Fracture stimulation technology increases well production, while reducing environmental impact, in tight-gas fields such as Wattenberg. Tight gas is found in reservoirs that do not allow gas to pass through easily. Tight-gas drilling can be compared to drilling a hole into a concrete driveway. The rock layers that hold the gas are very dense, so the gas doesn't flow easily. Frack technology is a well stimulation method in which water-based frack fluid under extremely high-pressure is pumped down a well. This fractures the reservoir rock near the well bore to create pathways for the natural gas to flow to the wellhead. Some wells are re-completed and fracked to enable production from a second geological layer. This can also prop open fractures that may have closed through time. A well may be refracked every one to two years of operation to stimulate further production.

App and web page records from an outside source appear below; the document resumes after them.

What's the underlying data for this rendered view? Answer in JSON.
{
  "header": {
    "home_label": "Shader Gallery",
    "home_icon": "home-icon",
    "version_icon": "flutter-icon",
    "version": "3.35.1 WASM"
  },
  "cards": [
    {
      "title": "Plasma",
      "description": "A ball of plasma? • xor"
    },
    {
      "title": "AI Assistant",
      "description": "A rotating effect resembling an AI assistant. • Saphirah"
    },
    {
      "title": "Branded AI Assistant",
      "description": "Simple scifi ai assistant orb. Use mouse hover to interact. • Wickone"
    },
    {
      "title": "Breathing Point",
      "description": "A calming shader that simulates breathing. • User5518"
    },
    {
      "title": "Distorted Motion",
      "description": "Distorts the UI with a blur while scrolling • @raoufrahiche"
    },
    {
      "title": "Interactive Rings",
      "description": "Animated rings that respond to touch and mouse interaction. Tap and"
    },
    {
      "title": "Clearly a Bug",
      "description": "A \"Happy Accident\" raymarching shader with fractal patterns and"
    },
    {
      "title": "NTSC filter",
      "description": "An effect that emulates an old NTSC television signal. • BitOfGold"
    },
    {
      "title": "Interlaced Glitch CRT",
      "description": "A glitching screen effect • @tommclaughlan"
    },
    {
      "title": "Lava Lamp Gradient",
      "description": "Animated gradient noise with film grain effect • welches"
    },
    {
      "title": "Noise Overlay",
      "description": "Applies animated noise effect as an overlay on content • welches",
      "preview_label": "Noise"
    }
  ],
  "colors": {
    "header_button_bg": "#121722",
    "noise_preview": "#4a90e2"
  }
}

Two websites that provide further information about fracking are the COGCC and Frac Focus websites. Frac Focus is the hydraulic fracturing chemical registry. It is a joint project of the Ground Water Protection Council and the Interstate Oil and Gas Company Commission.